_Problem_
Look through the material below. Copy every line with the string "Show" in it.

_Exercise input_
- - - - - - -

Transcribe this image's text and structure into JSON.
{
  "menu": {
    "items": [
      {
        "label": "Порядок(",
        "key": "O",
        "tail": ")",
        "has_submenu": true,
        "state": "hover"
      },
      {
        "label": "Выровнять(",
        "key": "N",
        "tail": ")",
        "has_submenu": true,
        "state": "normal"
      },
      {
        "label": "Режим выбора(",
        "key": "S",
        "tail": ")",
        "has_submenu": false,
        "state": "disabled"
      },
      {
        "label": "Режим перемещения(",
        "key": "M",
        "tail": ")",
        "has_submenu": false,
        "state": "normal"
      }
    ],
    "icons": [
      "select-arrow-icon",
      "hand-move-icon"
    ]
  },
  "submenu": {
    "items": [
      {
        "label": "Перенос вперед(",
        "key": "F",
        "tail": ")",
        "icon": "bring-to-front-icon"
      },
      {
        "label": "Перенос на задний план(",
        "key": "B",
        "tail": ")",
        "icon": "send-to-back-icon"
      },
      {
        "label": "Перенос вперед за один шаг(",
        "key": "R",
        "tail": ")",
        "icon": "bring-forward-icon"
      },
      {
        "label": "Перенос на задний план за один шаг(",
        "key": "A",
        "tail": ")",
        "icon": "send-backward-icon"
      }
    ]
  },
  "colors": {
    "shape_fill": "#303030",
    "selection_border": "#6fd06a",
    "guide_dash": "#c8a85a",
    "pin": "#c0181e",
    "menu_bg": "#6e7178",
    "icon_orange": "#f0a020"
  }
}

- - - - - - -

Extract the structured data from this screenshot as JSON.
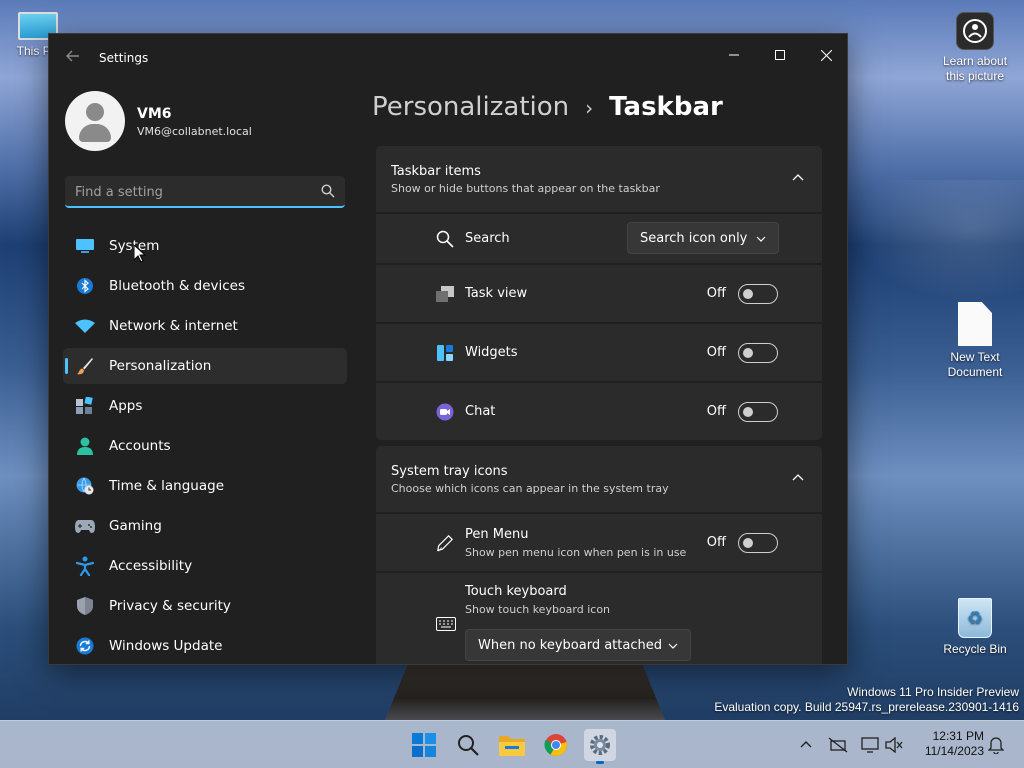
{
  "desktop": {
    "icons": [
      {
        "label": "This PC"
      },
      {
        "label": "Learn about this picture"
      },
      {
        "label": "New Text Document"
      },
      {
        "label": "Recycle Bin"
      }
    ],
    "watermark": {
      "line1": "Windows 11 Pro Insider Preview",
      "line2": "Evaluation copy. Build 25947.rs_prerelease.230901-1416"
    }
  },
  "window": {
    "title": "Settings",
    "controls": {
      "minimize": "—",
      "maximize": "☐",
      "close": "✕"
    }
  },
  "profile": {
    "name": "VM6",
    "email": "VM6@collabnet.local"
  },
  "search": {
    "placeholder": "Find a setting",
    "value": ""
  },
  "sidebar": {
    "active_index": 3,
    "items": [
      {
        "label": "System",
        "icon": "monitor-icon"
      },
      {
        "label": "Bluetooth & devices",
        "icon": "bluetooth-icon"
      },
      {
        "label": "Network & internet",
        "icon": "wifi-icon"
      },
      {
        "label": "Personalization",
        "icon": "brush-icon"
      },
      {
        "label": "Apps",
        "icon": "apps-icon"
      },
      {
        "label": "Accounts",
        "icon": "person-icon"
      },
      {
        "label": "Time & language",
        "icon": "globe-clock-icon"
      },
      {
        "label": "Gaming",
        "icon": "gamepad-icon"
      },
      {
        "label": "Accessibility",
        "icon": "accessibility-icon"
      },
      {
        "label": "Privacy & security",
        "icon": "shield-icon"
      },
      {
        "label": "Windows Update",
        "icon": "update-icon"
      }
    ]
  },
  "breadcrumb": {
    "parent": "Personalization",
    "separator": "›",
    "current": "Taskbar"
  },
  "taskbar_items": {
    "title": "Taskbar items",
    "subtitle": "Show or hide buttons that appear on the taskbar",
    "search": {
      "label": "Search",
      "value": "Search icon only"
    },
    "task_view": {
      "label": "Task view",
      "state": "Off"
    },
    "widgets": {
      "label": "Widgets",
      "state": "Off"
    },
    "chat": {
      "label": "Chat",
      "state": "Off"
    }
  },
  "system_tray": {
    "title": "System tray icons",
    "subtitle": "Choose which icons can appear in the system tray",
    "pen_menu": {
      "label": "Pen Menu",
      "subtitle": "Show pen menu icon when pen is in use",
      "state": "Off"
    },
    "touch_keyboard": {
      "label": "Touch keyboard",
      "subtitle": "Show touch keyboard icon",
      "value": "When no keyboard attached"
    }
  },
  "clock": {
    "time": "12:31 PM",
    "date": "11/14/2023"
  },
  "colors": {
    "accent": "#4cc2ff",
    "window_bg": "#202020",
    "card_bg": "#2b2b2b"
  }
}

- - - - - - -

_Written reply_
    "subtitle": "Show or hide buttons that appear on the taskbar",
      "subtitle": "Show pen menu icon when pen is in use",
      "subtitle": "Show touch keyboard icon",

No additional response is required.